But it is not just experienced coaches that give detailed analyses, there are several posters who give very concrete explanations of what might be wrong. (Won't embarrass anyone by naming the ones that I think do a good job). But you are right--there is nothing better than good old experience.

In another thread, a swimmer asked viewers to critique his video. Coach Stuart asked viewers what we thought about the video and what would cause the problems This type of analysis (I thought) was not only good for the swimmer, but also for us reading that forum.

Sherry
Reply With Quote
  #9  
Old 01-17-2016
Danny Danny is offline
Senior Member
 
Join Date: Oct 2009
Posts: 1,442
Danny
Default

Hi Sherry,

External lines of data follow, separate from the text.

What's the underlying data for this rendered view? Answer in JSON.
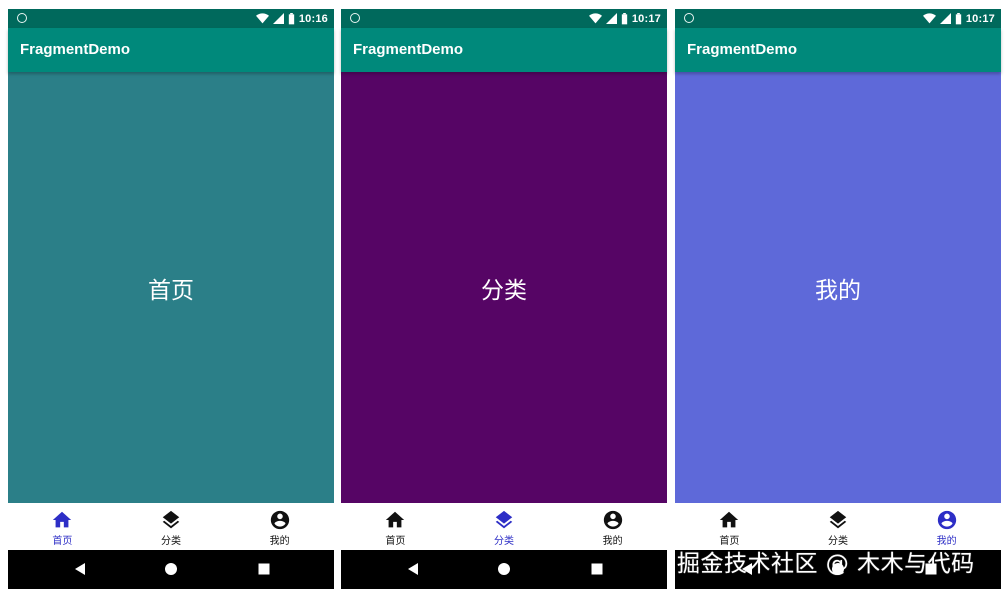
{
  "colors": {
    "status_bar": "#00695c",
    "app_bar": "#00897b",
    "nav_active": "#2d2ec6",
    "nav_inactive": "#111111"
  },
  "screens": [
    {
      "status_time": "10:16",
      "app_title": "FragmentDemo",
      "content_label": "首页",
      "content_color": "#2b7f88",
      "active_tab": "首页"
    },
    {
      "status_time": "10:17",
      "app_title": "FragmentDemo",
      "content_label": "分类",
      "content_color": "#560565",
      "active_tab": "分类"
    },
    {
      "status_time": "10:17",
      "app_title": "FragmentDemo",
      "content_label": "我的",
      "content_color": "#5e69d9",
      "active_tab": "我的"
    }
  ],
  "bottom_nav": [
    {
      "label": "首页",
      "icon": "home-icon"
    },
    {
      "label": "分类",
      "icon": "layers-icon"
    },
    {
      "label": "我的",
      "icon": "account-circle-icon"
    }
  ],
  "system_nav": [
    "back-icon",
    "home-circle-icon",
    "recents-square-icon"
  ],
  "watermark": "掘金技术社区 @ 木木与代码"
}
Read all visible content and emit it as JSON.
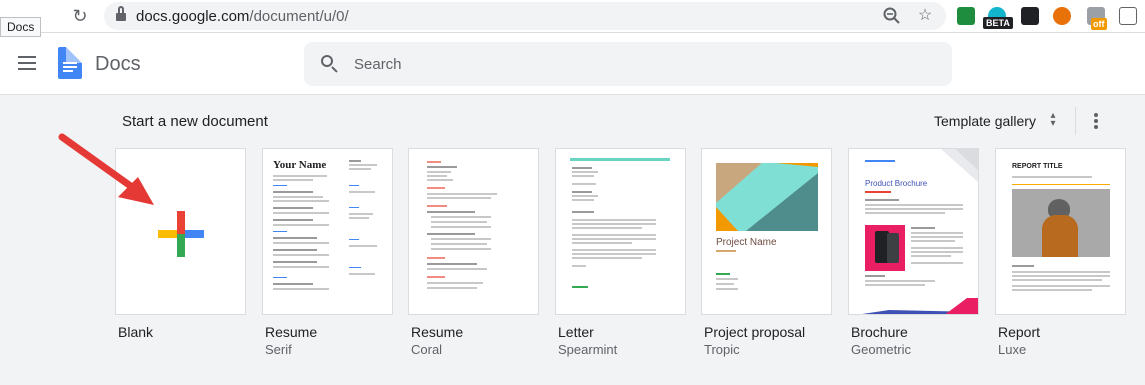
{
  "browser": {
    "tooltip": "Docs",
    "url_domain": "docs.google.com",
    "url_path": "/document/u/0/",
    "beta_badge": "BETA",
    "off_badge": "off",
    "icons": [
      "back-icon",
      "reload-icon",
      "lock-icon",
      "zoom-icon",
      "star-icon"
    ]
  },
  "header": {
    "app_title": "Docs",
    "search_placeholder": "Search"
  },
  "templates": {
    "section_title": "Start a new document",
    "gallery_label": "Template gallery",
    "items": [
      {
        "title": "Blank",
        "subtitle": ""
      },
      {
        "title": "Resume",
        "subtitle": "Serif",
        "thumb_text": "Your Name"
      },
      {
        "title": "Resume",
        "subtitle": "Coral"
      },
      {
        "title": "Letter",
        "subtitle": "Spearmint"
      },
      {
        "title": "Project proposal",
        "subtitle": "Tropic",
        "thumb_text": "Project Name"
      },
      {
        "title": "Brochure",
        "subtitle": "Geometric",
        "thumb_text": "Product Brochure"
      },
      {
        "title": "Report",
        "subtitle": "Luxe",
        "thumb_text": "REPORT TITLE"
      }
    ]
  },
  "colors": {
    "accent_blue": "#4285f4",
    "plus_red": "#ea4335",
    "plus_green": "#34a853",
    "plus_yellow": "#fbbc04",
    "arrow_red": "#e53935"
  }
}
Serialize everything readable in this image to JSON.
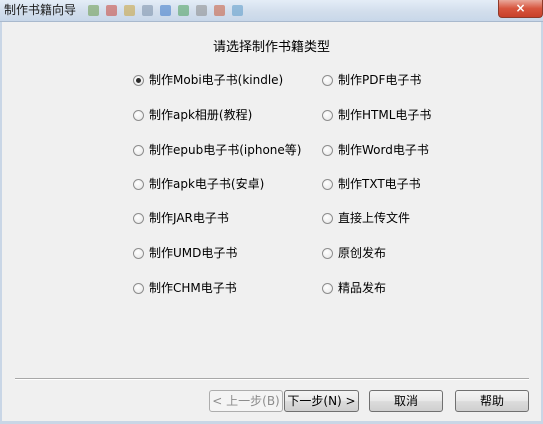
{
  "window": {
    "title": "制作书籍向导",
    "close_symbol": "×"
  },
  "heading": "请选择制作书籍类型",
  "options": [
    {
      "label": "制作Mobi电子书(kindle)",
      "checked": true
    },
    {
      "label": "制作PDF电子书",
      "checked": false
    },
    {
      "label": "制作apk相册(教程)",
      "checked": false
    },
    {
      "label": "制作HTML电子书",
      "checked": false
    },
    {
      "label": "制作epub电子书(iphone等)",
      "checked": false
    },
    {
      "label": "制作Word电子书",
      "checked": false
    },
    {
      "label": "制作apk电子书(安卓)",
      "checked": false
    },
    {
      "label": "制作TXT电子书",
      "checked": false
    },
    {
      "label": "制作JAR电子书",
      "checked": false
    },
    {
      "label": "直接上传文件",
      "checked": false
    },
    {
      "label": "制作UMD电子书",
      "checked": false
    },
    {
      "label": "原创发布",
      "checked": false
    },
    {
      "label": "制作CHM电子书",
      "checked": false
    },
    {
      "label": "精品发布",
      "checked": false
    }
  ],
  "buttons": {
    "back": "< 上一步(B)",
    "next": "下一步(N) >",
    "cancel": "取消",
    "help": "帮助"
  },
  "colors": {
    "dialog_bg": "#f0f0f0",
    "title_bar": "#d2deec",
    "close_button": "#d7553e"
  },
  "icons": {
    "close": "close-icon"
  }
}
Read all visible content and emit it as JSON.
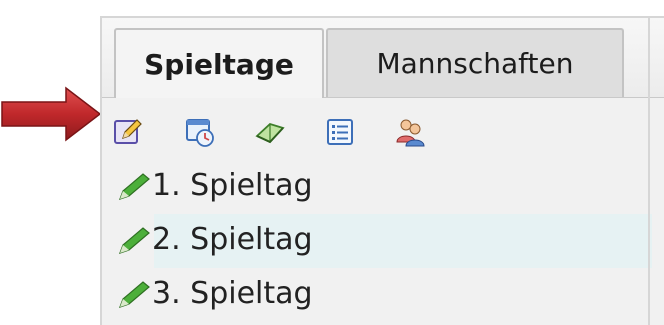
{
  "tabs": {
    "active_label": "Spieltage",
    "inactive_label": "Mannschaften"
  },
  "toolbar": {
    "icons": [
      "edit-icon",
      "schedule-icon",
      "book-icon",
      "list-icon",
      "users-icon"
    ]
  },
  "list": {
    "items": [
      {
        "label": "1. Spieltag"
      },
      {
        "label": "2. Spieltag"
      },
      {
        "label": "3. Spieltag"
      }
    ]
  },
  "colors": {
    "arrow": "#c0282b",
    "highlight": "#e6f2f3",
    "pencil": "#3a9a2a"
  }
}
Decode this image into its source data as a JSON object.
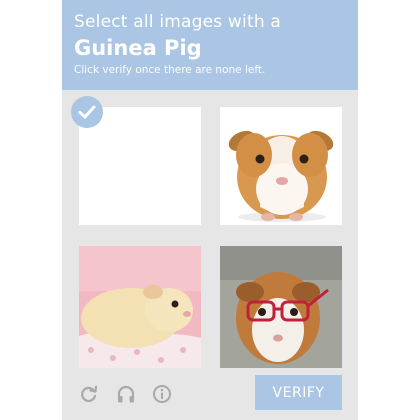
{
  "header": {
    "instruction": "Select all images with a",
    "target": "Guinea Pig",
    "hint": "Click verify once there are none left."
  },
  "tiles": [
    {
      "content": "empty",
      "selected": true
    },
    {
      "content": "guinea-pig"
    },
    {
      "content": "guinea-pig"
    },
    {
      "content": "guinea-pig"
    }
  ],
  "footer": {
    "icons": [
      "reload-icon",
      "headphones-icon",
      "info-icon"
    ],
    "verify_label": "VERIFY"
  },
  "colors": {
    "accent": "#aac6e4",
    "panel": "#e6e6e6",
    "icon": "#a9a9a9"
  }
}
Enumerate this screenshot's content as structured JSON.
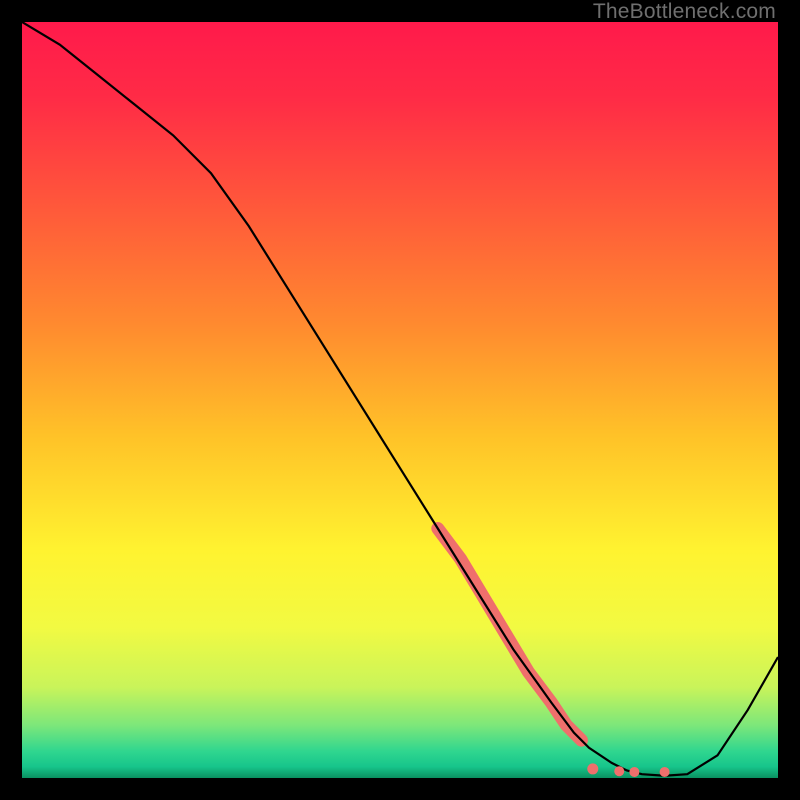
{
  "watermark": "TheBottleneck.com",
  "chart_data": {
    "type": "line",
    "title": "",
    "xlabel": "",
    "ylabel": "",
    "xlim": [
      0,
      100
    ],
    "ylim": [
      0,
      100
    ],
    "grid": false,
    "legend": false,
    "curve": {
      "name": "bottleneck-curve",
      "color": "#000000",
      "x": [
        0,
        5,
        10,
        15,
        20,
        25,
        30,
        35,
        40,
        45,
        50,
        55,
        60,
        65,
        70,
        73,
        75,
        78,
        80,
        82,
        85,
        88,
        92,
        96,
        100
      ],
      "y": [
        100,
        97,
        93,
        89,
        85,
        80,
        73,
        65,
        57,
        49,
        41,
        33,
        25,
        17,
        10,
        6,
        4,
        2,
        1,
        0.5,
        0.3,
        0.5,
        3,
        9,
        16
      ]
    },
    "highlight_segment": {
      "name": "highlight",
      "color": "#ef6f6c",
      "width_profile": "tapered",
      "x": [
        55,
        58,
        61,
        64,
        67,
        70,
        72,
        74
      ],
      "y": [
        33,
        29,
        24,
        19,
        14,
        10,
        7,
        5
      ]
    },
    "highlight_dots": {
      "name": "dots",
      "color": "#ef6f6c",
      "points": [
        {
          "x": 75.5,
          "y": 1.2
        },
        {
          "x": 79,
          "y": 0.9
        },
        {
          "x": 81,
          "y": 0.8
        },
        {
          "x": 85,
          "y": 0.8
        }
      ]
    },
    "gradient_stops": [
      {
        "offset": 0.0,
        "color": "#ff1a4b"
      },
      {
        "offset": 0.1,
        "color": "#ff2b46"
      },
      {
        "offset": 0.25,
        "color": "#ff5a3a"
      },
      {
        "offset": 0.4,
        "color": "#ff8a2f"
      },
      {
        "offset": 0.55,
        "color": "#ffc328"
      },
      {
        "offset": 0.7,
        "color": "#fff330"
      },
      {
        "offset": 0.8,
        "color": "#f2fa42"
      },
      {
        "offset": 0.88,
        "color": "#c9f45a"
      },
      {
        "offset": 0.93,
        "color": "#7de77a"
      },
      {
        "offset": 0.965,
        "color": "#2fd68f"
      },
      {
        "offset": 0.985,
        "color": "#17c58b"
      },
      {
        "offset": 1.0,
        "color": "#0a9060"
      }
    ]
  }
}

I'll just throw something out here which may or may not help. We just got a smart TV, 50 '' on the diagonal, and you won't find any PC monitor that is that big. Smart TVs can access internet and YouTube. I have played around with this and found it interesting. In the end, the limiting factor becomes the resolution of the video, not the resolution of the screen you are viewing it on, but a smart TV might help.
Reply With Quote
  #10  
Old 01-18-2016
jenson1a jenson1a is offline
Senior Member
 
Join Date: Feb 2010
Location: Southwest Florida
Posts: 671
jenson1a
Default

Thanks Danny for the tip. It's almost a timely one. Our 8 year old 55 inch Tobisha is showing signs of decay. Am reluctant to replace it since there is not a lot of good TV these days. But I have heard a lot of good about the smart TV. (Too bad there aren't more "smart" programs!)

Appreciate your post

Sherry
Reply With Quote
Reply


Thread Tools
Display Modes

Posting Rules
You may not post new threads
You may not post replies
You may not post attachments
You may not edit your posts

vB code is On
Smilies are Off
[IMG] code is On
HTML code is Off
Forum Jump


All times are GMT. The time now is 10:10 PM.


Powered by vBulletin®
Copyright ©2000 - 2022, Jelsoft Enterprises Ltd.